Most countries have experienced an increase in people exposed to wildfires since 2001-2004 with a financial toll per person 48 times larger than flooding.

India alone saw an increase of more than 21 million exposures, and China around 17 million, resulting in direct deaths and respiratory illness as well as loss of homes, said the report.

“Over the past two decades, the Government of India has launched many initiatives and programmes to address a variety of diseases and risk factors. But this report shows that the public health gains achieved over the past 50 years could soon be reversed by the changing climate,” Prabhakaran said.

The “Lancet Countdown on Health and Climate Change” is a yearly analysis tracking progress across 41 key indicators, demonstrating what action to meet Paris Agreement targets — or business as usual — means for human health.

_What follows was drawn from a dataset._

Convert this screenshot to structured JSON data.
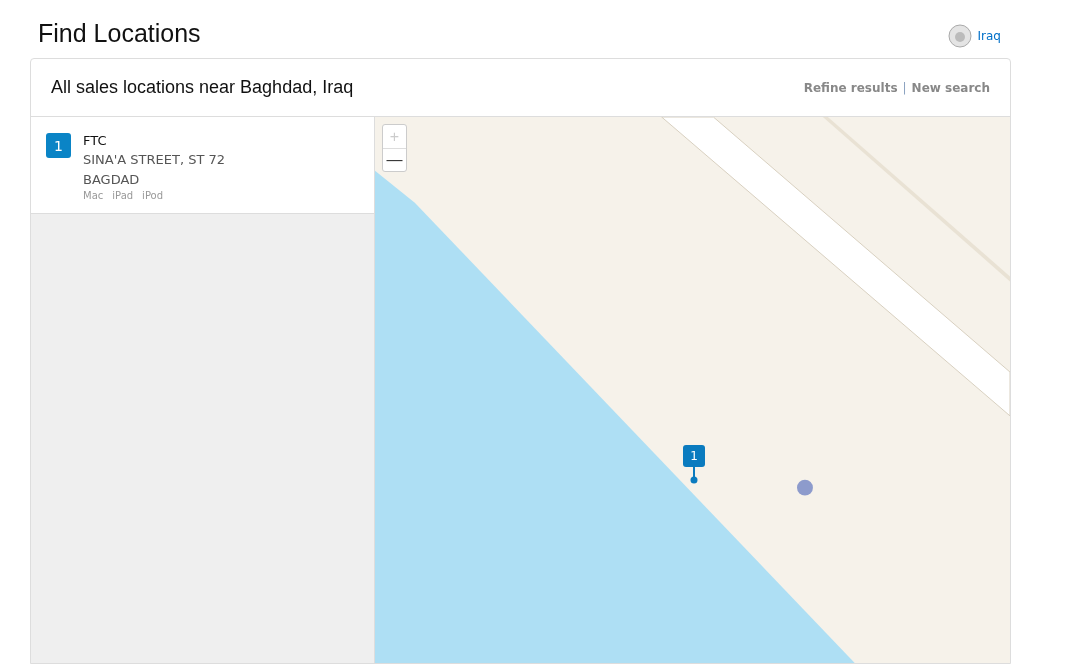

The project is a collaboration between 120 experts from 35 institutions including the World Health Organisation (WHO), World Bank, University College London, and Tsinghua University.

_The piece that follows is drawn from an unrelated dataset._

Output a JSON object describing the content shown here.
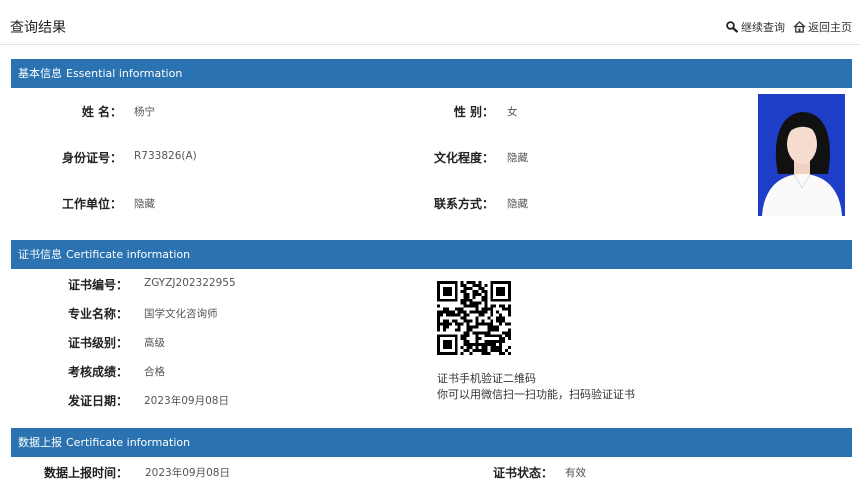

For the world to meet its UN climate goals and protect the health of the next generation, the energy landscape will have to change drastically, the report warns.

Also Read- Prince Charles Talks Climate Change in India

Nothing short of a 7.4 per cent year-on-year cut in fossil CO2 emissions from 2019 to 2050 will limit global warming to the more ambitious goal of 1.5 degree Celsius, said the report. If the world follows a business-as-usual pathway, with high carbon emissions and climate change continuing at the current rate, a child born today will face a world on average over 4 degree Celsius warmer by their 71st birthday, threatening their health at every stage of their lives. (IANS)